[Data to use — start]

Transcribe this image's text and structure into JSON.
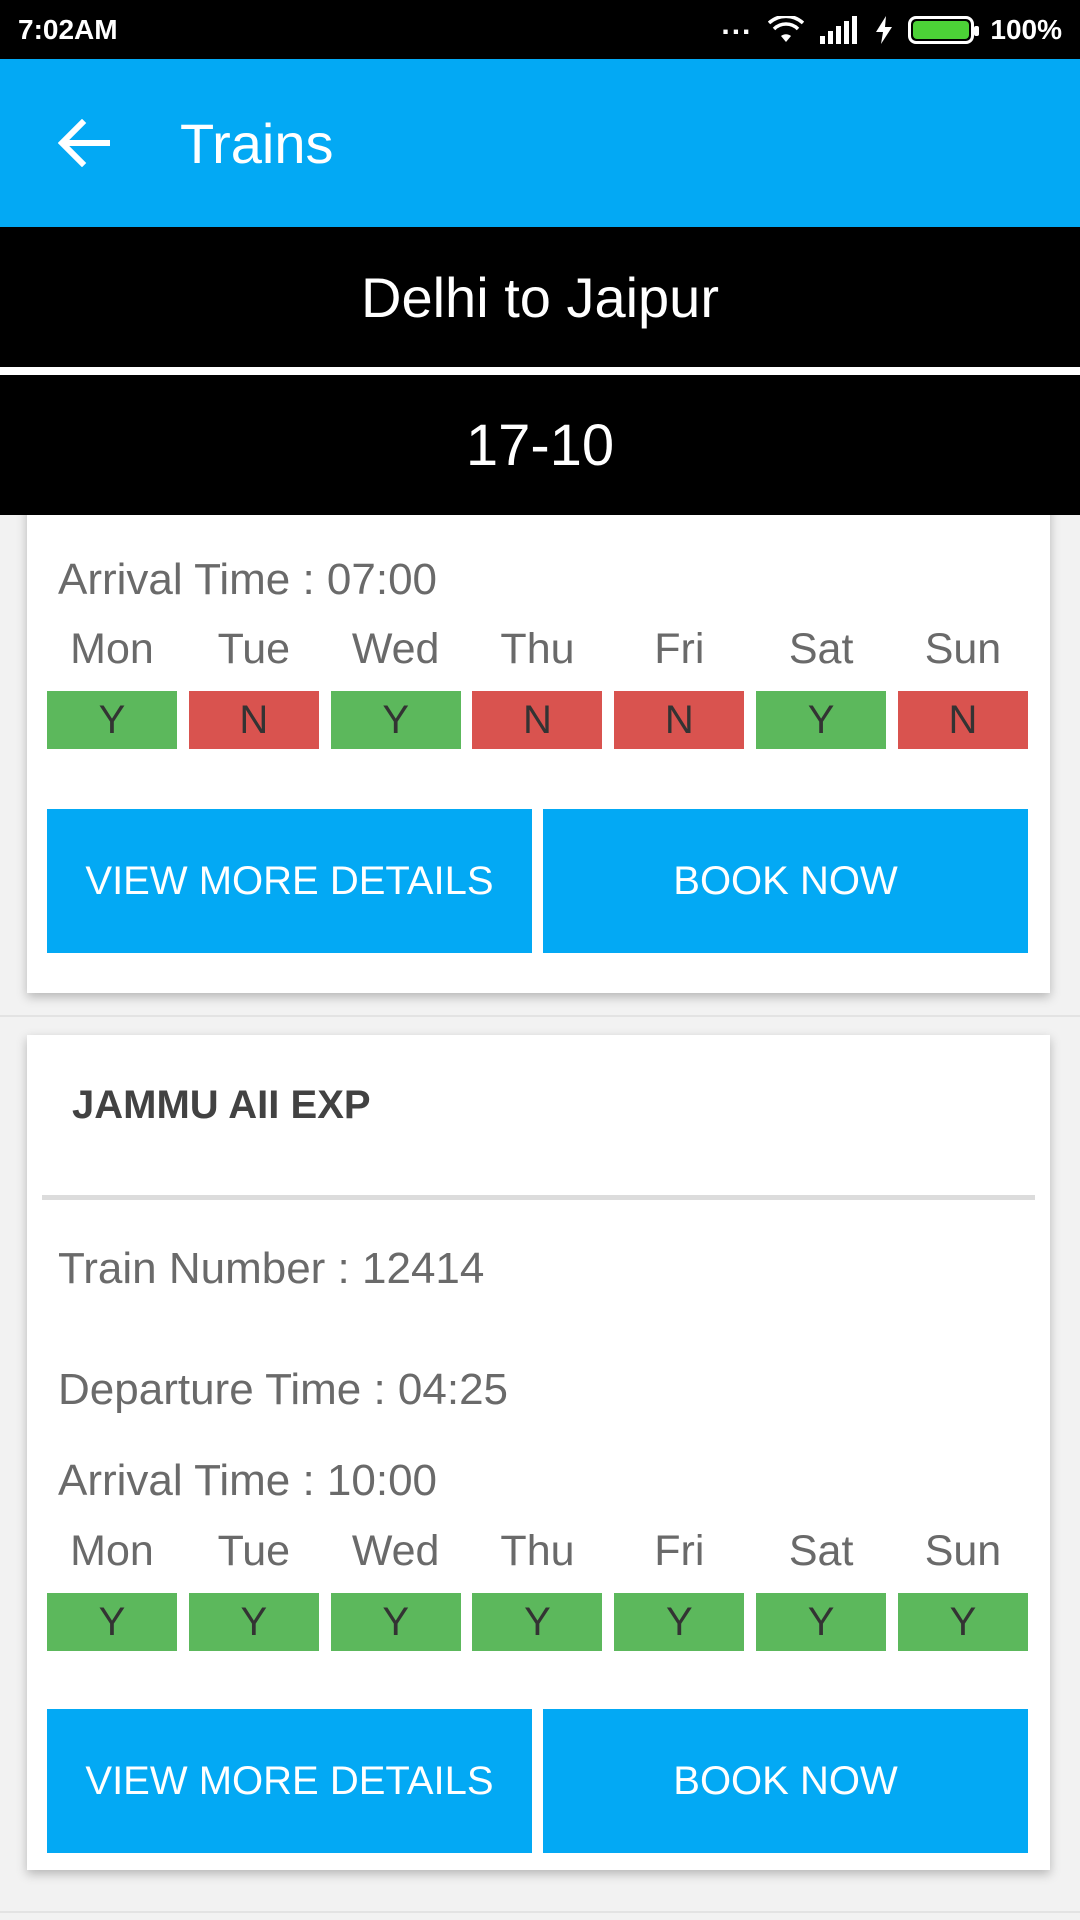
{
  "status_bar": {
    "time": "7:02AM",
    "dots": "...",
    "battery": "100%"
  },
  "app_bar": {
    "title": "Trains",
    "back_icon": "arrow-left-icon"
  },
  "route": "Delhi to Jaipur",
  "date": "17-10",
  "colors": {
    "primary": "#03a9f4",
    "available": "#5cb85c",
    "unavailable": "#d9534f"
  },
  "cards": [
    {
      "arrival": "Arrival Time : 07:00",
      "days": [
        {
          "label": "Mon",
          "value": "Y"
        },
        {
          "label": "Tue",
          "value": "N"
        },
        {
          "label": "Wed",
          "value": "Y"
        },
        {
          "label": "Thu",
          "value": "N"
        },
        {
          "label": "Fri",
          "value": "N"
        },
        {
          "label": "Sat",
          "value": "Y"
        },
        {
          "label": "Sun",
          "value": "N"
        }
      ],
      "details_label": "VIEW MORE DETAILS",
      "book_label": "BOOK NOW"
    },
    {
      "name": "JAMMU AII EXP",
      "train_number": "Train Number : 12414",
      "departure": "Departure Time : 04:25",
      "arrival": "Arrival Time : 10:00",
      "days": [
        {
          "label": "Mon",
          "value": "Y"
        },
        {
          "label": "Tue",
          "value": "Y"
        },
        {
          "label": "Wed",
          "value": "Y"
        },
        {
          "label": "Thu",
          "value": "Y"
        },
        {
          "label": "Fri",
          "value": "Y"
        },
        {
          "label": "Sat",
          "value": "Y"
        },
        {
          "label": "Sun",
          "value": "Y"
        }
      ],
      "details_label": "VIEW MORE DETAILS",
      "book_label": "BOOK NOW"
    }
  ]
}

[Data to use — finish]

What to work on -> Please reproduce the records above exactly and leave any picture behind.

Your solution ->
Transcribe this image's text and structure into JSON.
{
  "status_bar": {
    "time": "7:02AM",
    "dots": "...",
    "battery": "100%"
  },
  "app_bar": {
    "title": "Trains",
    "back_icon": "arrow-left-icon"
  },
  "route": "Delhi to Jaipur",
  "date": "17-10",
  "colors": {
    "primary": "#03a9f4",
    "available": "#5cb85c",
    "unavailable": "#d9534f"
  },
  "cards": [
    {
      "arrival": "Arrival Time : 07:00",
      "days": [
        {
          "label": "Mon",
          "value": "Y"
        },
        {
          "label": "Tue",
          "value": "N"
        },
        {
          "label": "Wed",
          "value": "Y"
        },
        {
          "label": "Thu",
          "value": "N"
        },
        {
          "label": "Fri",
          "value": "N"
        },
        {
          "label": "Sat",
          "value": "Y"
        },
        {
          "label": "Sun",
          "value": "N"
        }
      ],
      "details_label": "VIEW MORE DETAILS",
      "book_label": "BOOK NOW"
    },
    {
      "name": "JAMMU AII EXP",
      "train_number": "Train Number : 12414",
      "departure": "Departure Time : 04:25",
      "arrival": "Arrival Time : 10:00",
      "days": [
        {
          "label": "Mon",
          "value": "Y"
        },
        {
          "label": "Tue",
          "value": "Y"
        },
        {
          "label": "Wed",
          "value": "Y"
        },
        {
          "label": "Thu",
          "value": "Y"
        },
        {
          "label": "Fri",
          "value": "Y"
        },
        {
          "label": "Sat",
          "value": "Y"
        },
        {
          "label": "Sun",
          "value": "Y"
        }
      ],
      "details_label": "VIEW MORE DETAILS",
      "book_label": "BOOK NOW"
    }
  ]
}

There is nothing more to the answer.